President Barack Obama warned that Russia would face “costs” if it intervenes in Ukraine, and an American official said the U.S. was consulting with European allies on boycotting a planned G-8 meeting in Russia in June.

“We are now deeply concerned about reports of military movements taken by the Russian Federation inside of Ukraine,” Obama said at the White House yesterday. “The United States will stand with the international community in affirming there will be costs” for violating Ukraine’s sovereignty.

The U.S. and allies may find it difficult to attend the Group of Eight meeting in Sochi, Russia, in June if Russia violates its commitments to a sovereign Ukraine, according to an Obama administration official who asked for anonymity to describe the discussions. Russia’s desire for improved trade and commercial ties may also be put at risk, the official said.

Obama decided to speak publicly after U.S. intelligence confirmed that a number of Russian troops had entered Ukraine in vehicles, transport planes and helicopters without the permission of the country’s new interim government, said two U.S. officials briefed on the matter. Both requested anonymity to discuss classified reports.

Photographer: Mikhail Metzel/RIA-NOVOSTI/Pool/AFP via Getty Images

Russian President Vladimir Putin attends a meeting at his Novo-Ogaryovo residence, outside Moscow on February 26, 2014. Close

Russian President Vladimir Putin attends a meeting at his Novo-Ogaryovo residence,... Read More

Close
Open
Photographer: Mikhail Metzel/RIA-NOVOSTI/Pool/AFP via Getty Images

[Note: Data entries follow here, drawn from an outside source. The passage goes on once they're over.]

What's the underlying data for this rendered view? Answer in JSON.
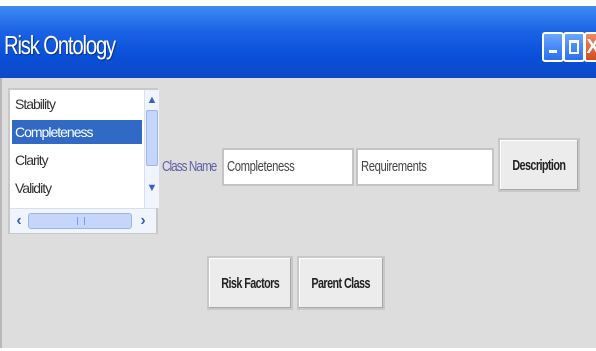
{
  "window": {
    "title": "Risk Ontology",
    "controls": {
      "minimize": "_",
      "maximize": "□",
      "close": "X"
    },
    "colors": {
      "titlebar": "#1a63e6",
      "close": "#d44a1e",
      "content_bg": "#dddddd",
      "selection": "#316ac5"
    }
  },
  "list": {
    "items": [
      "Stability",
      "Completeness",
      "Clarity",
      "Validity"
    ],
    "selected": "Completeness"
  },
  "form": {
    "class_name_label": "Class Name",
    "class_name_value": "Completeness",
    "requirement_value": "Requirements"
  },
  "buttons": {
    "description": "Description",
    "risk_factors": "Risk Factors",
    "parent_class": "Parent Class"
  }
}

Russian President Vladimir Putin attends a meeting at his Novo-Ogaryovo residence, outside Moscow on February 26, 2014.

The officials said the Russian forces’ mission, at least initially, appeared to be securing airfields near the region’s capital of Simferopol and reinforcing a small contingent of Russian marines stationed at the home base of the Russian Black Sea fleet in Sevastopol.

Escalate Crisis

While they declined to discuss the nature, number or weaponry of the Russian forces, the officials said two concerns are that the airfields might be used to bring additional Russian forces into Crimea and that resistance from Ukrainian forces or civilian protesters could cause the crisis to escalate.

The president, who spoke to Russian President Vladimir Putin for more than an hour last week, didn’t confirm in his White House appearance statements by Ukrainian officials who accused Russia of invading the southern Crimea region, where unidentified gunmen seized airports, government buildings and other facilities.

“Right now the situation remains very fluid,” Obama said, adding that Vice President Joe Biden spoke yesterday with the new Ukrainian prime minister, Arseniy Yatsenyuk.

Ukraine’s ambassador to the United Nations, Yuriy Sergeyev, said in New York that Russia illegally flew military transport aircraft and helicopters across Ukrainian borders.

No Questions

Obama didn’t say what the U.S. might do if Russia moved its military into Ukraine, and he took no questions after making his statement.

Russia’s ambassador to the UN, Vitaly Churkin, speaking yesterday in New York, said he had no information on his country’s military presence in Crimea.

Senator Rand Paul, a Kentucky Republican, said Russia committed, along with the U.S. and the U.K., to honor Ukraine’s sovereignty under the 1994 Budapest Memorandum.

“Russia, which has begun to experience the benefits of expanded trade with World Trade Organization accession, should think long and hard about honoring their treaty obligations and fostering the stability that creates prosperity for its citizens,” he said.

To contact the reporter on this story: Angela Greiling Keane in Washington at agreilingkea@bloomberg.net

To contact the editor responsible for this story: Steven Komarow at skomarow1@bloomberg.net

Press spacebar to pause and continue. Press esc to stop.

Bloomberg reserves the right to remove comments but is under no obligation to do so, or to explain individual moderation decisions.

Please enable JavaScript to view the comments powered by Disqus.